A comedy by Moss Hart and George S. Kaufman
Directed by Jim Fippin
They say that fish and houseguests stink after three days. That old saying is proven true indeed in this delightful comedy from the late 1930s!
Upon arriving to dine at the Ohio home of a rich factory owner, a famously grumpy New York radio host slips on ice and breaks his hip — forcing him to stay at the house for weeks! In no time at all, the hapless houseguest proceeds to drive his hosts mad by monopolizing their house, terrorizing their staff, running up large phone bills and inviting strange guests!
The “man” of the play’s title refers to the character Sheridan Whiteside, the sharp-tongued sophisticate who holds court at the home of Mr. and Mrs. Ernest Stanley. The highly successful playwriting duo Moss Hart and George S. Kaufman created Whiteside in honor of their real-life friend, Alexander Woollcott, the formidable writer and critic.

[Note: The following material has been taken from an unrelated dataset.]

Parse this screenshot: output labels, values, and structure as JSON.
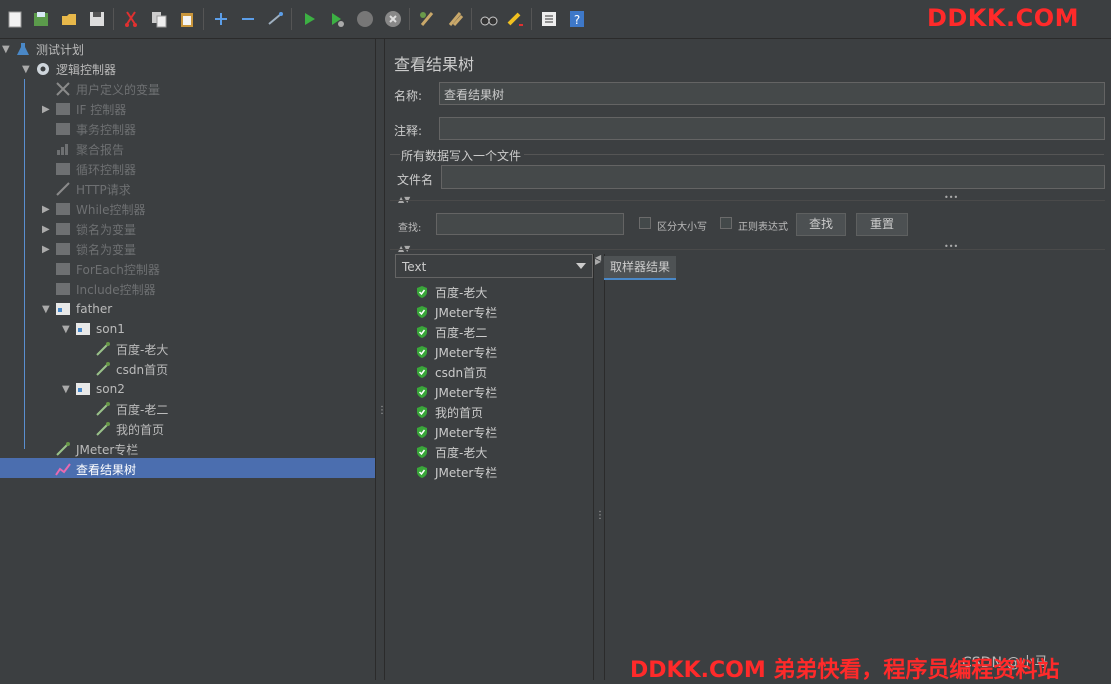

Very much like his theatrical counterpart Whiteside, the imperious Woollcott suffered no fool gladly. A longtime writer for The New Yorker and host of the popular CBS radio show The Town Crier in the mid 1930s, Woollcott was renowned for his poison pen and acidic prose. According to New York University professor Laurence Maslon, Woollcott was the ultimate “taste-tester and taste-maker” who “wielded an opinion and rapier-like wit that few could match.”
Packed with dozens of references to the celebrities, politicians, plays and books that would be well known to the audience of its day, The Man Who Came to Dinner remains a perfect “Who’s Who” of late-1930s popular culture and newsmakers. If you find yourself scratching your head to catch all of the famous names and titles mentioned throughout the play, connect online to George S. Kaufmann's website. Just click on the “archive” section to read a completely fascinating glossary of the play’s numerous citations.

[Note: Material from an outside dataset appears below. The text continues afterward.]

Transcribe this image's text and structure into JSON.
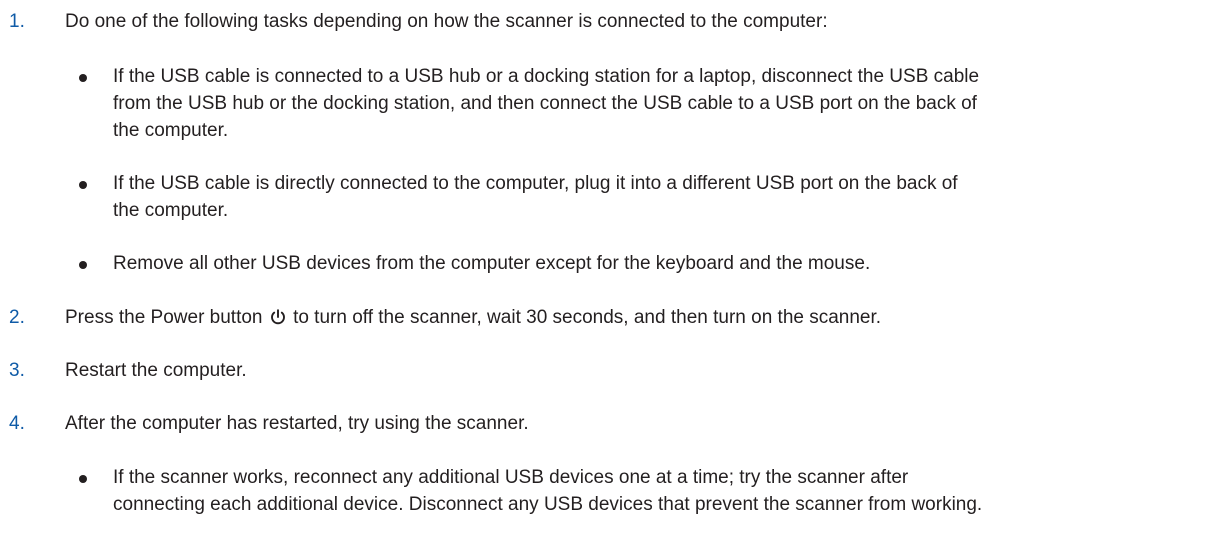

The Man Who Came to Dinner premiered at the Music Box Theatre in New York City on Oct. 16, 1939, and played for 739 performances before closing on July 12, 1941. A film adaptation followed in 1942 and featured two of its best-known original Broadway cast members (Monty Wooley as the overbearing Whiteside and Mary Wickes as his long-suffering nurse Miss Preen). Broadway has seen two additional revivals of the show (in 1980 and in 2000), and the show also inspired a musical version, Sherry!, which played for 72 performances on Broadway in 1967.
Mrs. Ernest Stanley

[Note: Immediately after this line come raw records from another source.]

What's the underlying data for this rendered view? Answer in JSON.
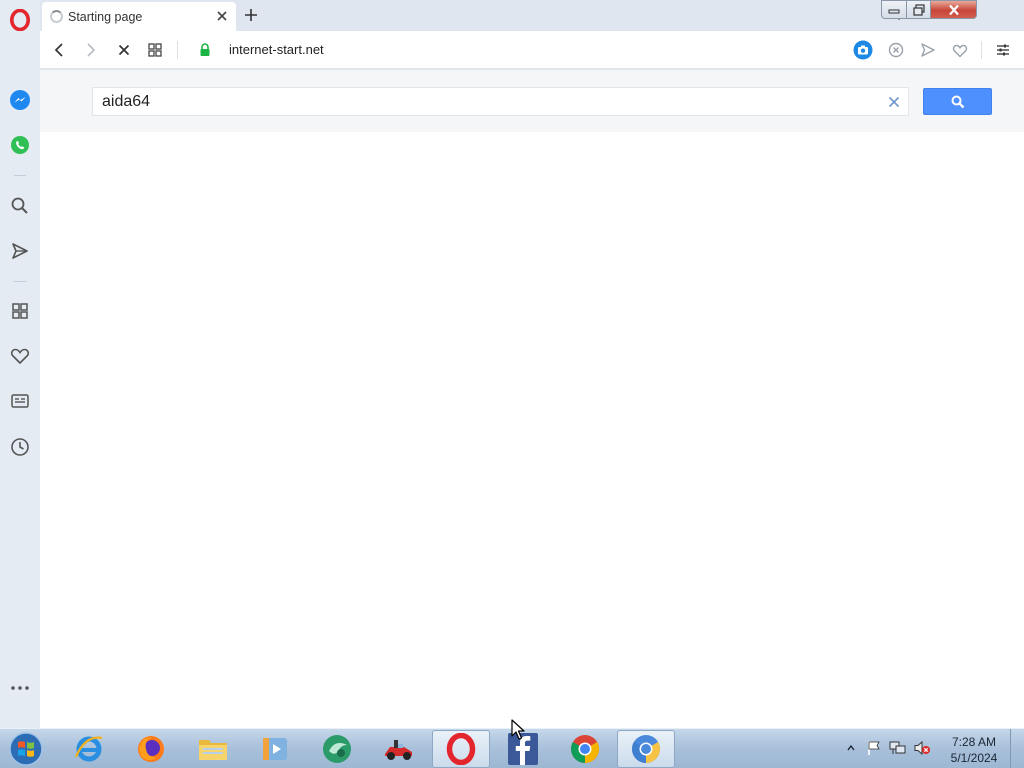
{
  "browser": {
    "tab": {
      "title": "Starting page"
    },
    "address_bar": {
      "url": "internet-start.net"
    }
  },
  "page": {
    "search": {
      "value": "aida64"
    }
  },
  "taskbar": {
    "apps": [
      "internet-explorer",
      "firefox",
      "file-explorer",
      "media-player",
      "app-green",
      "game-app",
      "opera",
      "facebook",
      "chrome",
      "chromium"
    ],
    "clock": {
      "time": "7:28 AM",
      "date": "5/1/2024"
    }
  },
  "colors": {
    "opera_red": "#e3262e",
    "search_button": "#4d90fe",
    "sidebar_bg": "#e4ebf3"
  }
}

NICHOLE M. STRONG
ALEX J. NINE
Luncheon Guest (Henderson)/Expressman
Mr. Baker/Radio Technician
PATRICK MICHAEL DUKEMAN
THE CREATIVE TEAM
Assistant Stage Manager
JASEN J. SMITH
Assistant Technical Director/p>